Seen yesterday outside King’s Cross station.
Hail to the Chief Chieftain
Paddy Moloney, the founder and inspiration of the Chieftains, the folk group which made Irish music known and appreciated worldwide, has died at the age of 83. He was a gifted musician, performer and composer, but also someone who earned the admiration and affection of countless great musicians who had nothing to do with Irish music.
For those who don’t know about him, this hour-long BBC documentary provided an excellent account of his career and of the evolution of the Chieftains into world-renowned musicians.
And see below for Paddy and Liam O’Flynn in action.
Quote of the Day
”Is there a cure for film criticism?”
Not to my knowledge.
Musical alternative to the morning’s radio news
Liam O’Flynn & Paddy Moloney | Duelling Chanters
The two greatest Uileann pipers of my lifetime. Both now gone from us. Sigh.
Long Read of the Day
The Counterintuitive Mechanics of Peloton Addiction
An exploration by Anne Helen Petersen which is, she says
an outgrowth of my relationship with the bike, which, as you’ll see, is predicated on a particularly noxious relationship with exercise in general. You might have a very different relationship with exercise and, by extension, your Peloton — and I hope you’ll share it. But I think this particular type of relationship, much like disordered eating and body image, is more common than most understand.
This is the first thing I’ve read about stationary bikes that I found interesting. It’s confessional and well written.
Who are the censors now?
Social-media companies are, of course. But so are payment-processors, says an intriguing piece in The Economist:
Now the boundary of censorship is being extended further, into the pornography business. From October 15th adult websites worldwide will have to verify the age and identity of anyone featured in a picture or video, as well as the ID of the person uploading it. They will need to operate a fast complaints process, and will have to review all content before publication. These requirements are being imposed not by regulators but by Mastercard, a credit-card giant.
Websites can always choose not to work with Mastercard. But given that the company handles about 30% of all card payments made outside China, to do so would be costly. Visa, which manages a further 60% of payments, is also taking a firmer line on adult sites. And the trend goes beyond porn. In the shadier corners of the web, and in industries where the law is unclear or out of date, financial firms are finding themselves acting as de facto regulators.
Since the turn of the century, “payments have become a tool of domestic and international policy,” says Aaron Klein of the Brookings Institution, a think-tank. After the 9/11 attacks of 2001 America introduced new anti-money-laundering rules and more targeted sanctions. This system—a “21st-century precision-guided munition”, as a former head of the CIA called it—obliges financial firms to block payments to the individuals on a list which today runs to 1,604 pages. Funnily enough, it doesn’t mention Stripe.
For want of an apostrophe…
A cautionary tale from The New York Times:
A missing apostrophe in a Facebook post could cost a real estate agent in Australia tens of thousands of dollars after a court ruled a defamation case against him could proceed.

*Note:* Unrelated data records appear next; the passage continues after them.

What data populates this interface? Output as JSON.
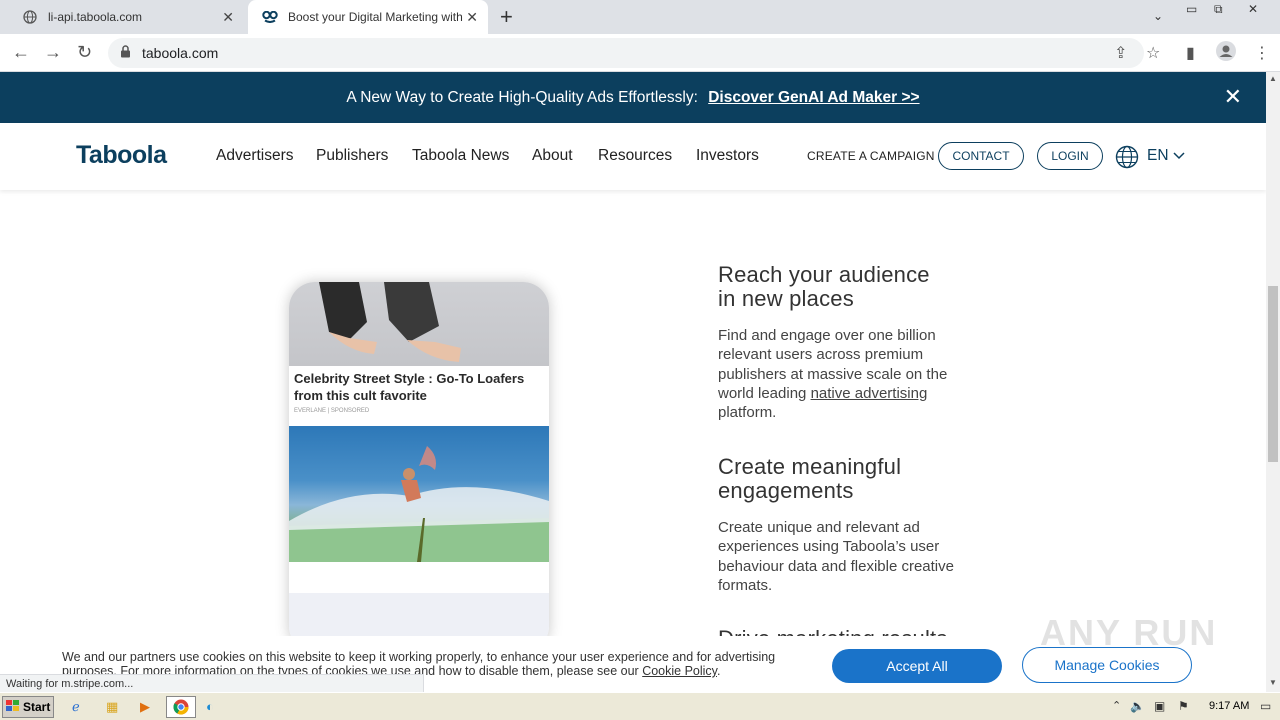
{
  "browser": {
    "tabs": [
      {
        "title": "li-api.taboola.com",
        "icon": "globe-icon"
      },
      {
        "title": "Boost your Digital Marketing with Tab",
        "icon": "taboola-favicon-icon"
      }
    ],
    "url": "taboola.com",
    "status_text": "Waiting for m.stripe.com..."
  },
  "banner": {
    "text": "A New Way to Create High-Quality Ads Effortlessly:",
    "link": "Discover GenAI Ad Maker >>"
  },
  "nav": {
    "logo": "Taboola",
    "links": [
      "Advertisers",
      "Publishers",
      "Taboola News",
      "About",
      "Resources",
      "Investors"
    ],
    "create_campaign": "CREATE A CAMPAIGN",
    "contact": "CONTACT",
    "login": "LOGIN",
    "language": "EN"
  },
  "phone": {
    "headline": "Celebrity Street Style : Go-To Loafers from this cult favorite",
    "source": "EVERLANE | SPONSORED"
  },
  "sections": [
    {
      "title_line1": "Reach your audience",
      "title_line2": "in new places",
      "body_before": "Find and engage over one billion relevant users across premium publishers at massive scale on the world leading",
      "body_link": "native advertising",
      "body_after": "platform."
    },
    {
      "title_line1": "Create meaningful",
      "title_line2": "engagements",
      "body": "Create unique and relevant ad experiences using Taboola’s user behaviour data and flexible creative formats."
    },
    {
      "title_line1": "Drive marketing results"
    }
  ],
  "cookie": {
    "text": "We and our partners use cookies on this website to keep it working properly, to enhance your user experience and for advertising purposes. For more information on the types of cookies we use and how to disable them, please see our",
    "policy_link": "Cookie Policy",
    "accept": "Accept All",
    "manage": "Manage Cookies"
  },
  "taskbar": {
    "start": "Start",
    "clock": "9:17 AM"
  },
  "watermark": "ANY RUN"
}
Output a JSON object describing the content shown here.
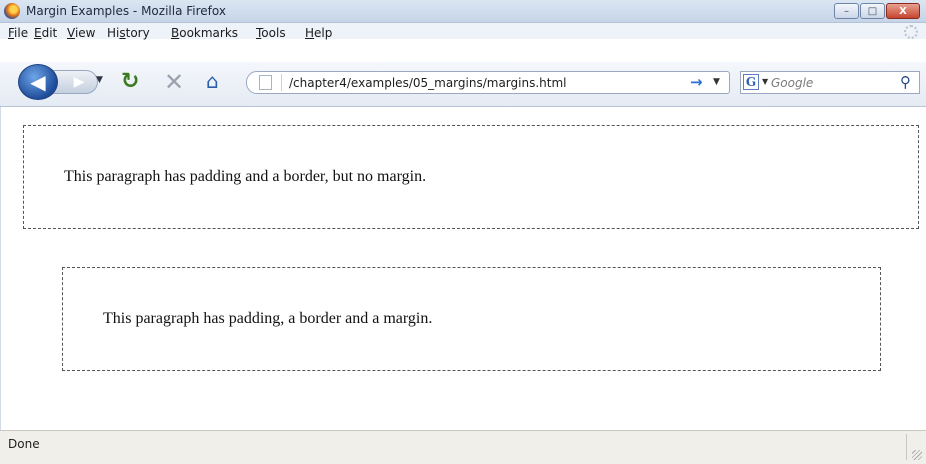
{
  "window": {
    "title": "Margin Examples - Mozilla Firefox",
    "buttons": {
      "minimize": "–",
      "maximize": "□",
      "close": "X"
    }
  },
  "menu": [
    {
      "label": "File",
      "key": "F",
      "rest": "ile"
    },
    {
      "label": "Edit",
      "key": "E",
      "rest": "dit"
    },
    {
      "label": "View",
      "key": "V",
      "rest": "iew"
    },
    {
      "label": "History",
      "pre": "Hi",
      "key": "s",
      "rest": "tory"
    },
    {
      "label": "Bookmarks",
      "key": "B",
      "rest": "ookmarks"
    },
    {
      "label": "Tools",
      "key": "T",
      "rest": "ools"
    },
    {
      "label": "Help",
      "key": "H",
      "rest": "elp"
    }
  ],
  "toolbar": {
    "back_icon": "back-arrow-icon",
    "forward_icon": "forward-arrow-icon",
    "reload_icon": "reload-icon",
    "stop_icon": "stop-icon",
    "home_icon": "home-icon"
  },
  "address": {
    "url": "/chapter4/examples/05_margins/margins.html"
  },
  "search": {
    "engine_letter": "G",
    "placeholder": "Google"
  },
  "page": {
    "paragraph_1": "This paragraph has padding and a border, but no margin.",
    "paragraph_2": "This paragraph has padding, a border and a margin."
  },
  "status": {
    "text": "Done"
  }
}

In the post last year, Anthony Zadravic, the agent, appears to accuse Stuart Gan, his former employer at a real estate agency, of not paying retirement funds to all the agency’s workers.
At issue is the word “employees” in the post, which read: “Oh Stuart Gan!! Selling multi million $ homes in Pearl Beach but can’t pay his employees superannuation,” referring to Australia’s retirement system, in which money is paid by employers into super accounts for employees. “Shame on you Stuart!!! 2 yrs and still waiting!!!”
What people search for on the Net
One of the most interesting books I read last year was Seth Stephens-Davidowitz’s Everybody Lies: What the Internet Can Tell Us About Who We Really Are. He used to work at Google and argues that knowing what people search for can be extraordinarily revealing about both people and society. It turns out that people will ask Google questions that they would never, ever confide to another person.
AnswerThe Public is an interactive website that enables you to type in a one or two-word phrase and will then produce (I guess from parsing Google auto-complete phrases) ordered lists of what questions people ask about that word or phrase.
I typed in ‘algorithms’ because I’m interested in the extent to which people do (or don’t) understand what algorithms are. Results (beautifully graphed) were interesting and sometimes illuminating.
Worth a try.
My Commonplace booklet
Eh? (See here)
“Most old books are momento mori for distant selves, since the person who read them no longer exists.” — Julian Baggini
I thought of this a couple of years ago at a second-hand book stall where I came on a textbook I had used — and understood — when I was an engineering undergraduate. A key concept in one section was that of a Nyquist diagram — a useful tool for determining the stability of feedback systems. That stuff was meat and drink to me once, but I had struggled to come to grips with it again at the bookstall. I decided that it was something that I no longer needed to know, and replaced the book on the bookseller’s pile, consoling myself with the thought that “that was then and this is now”.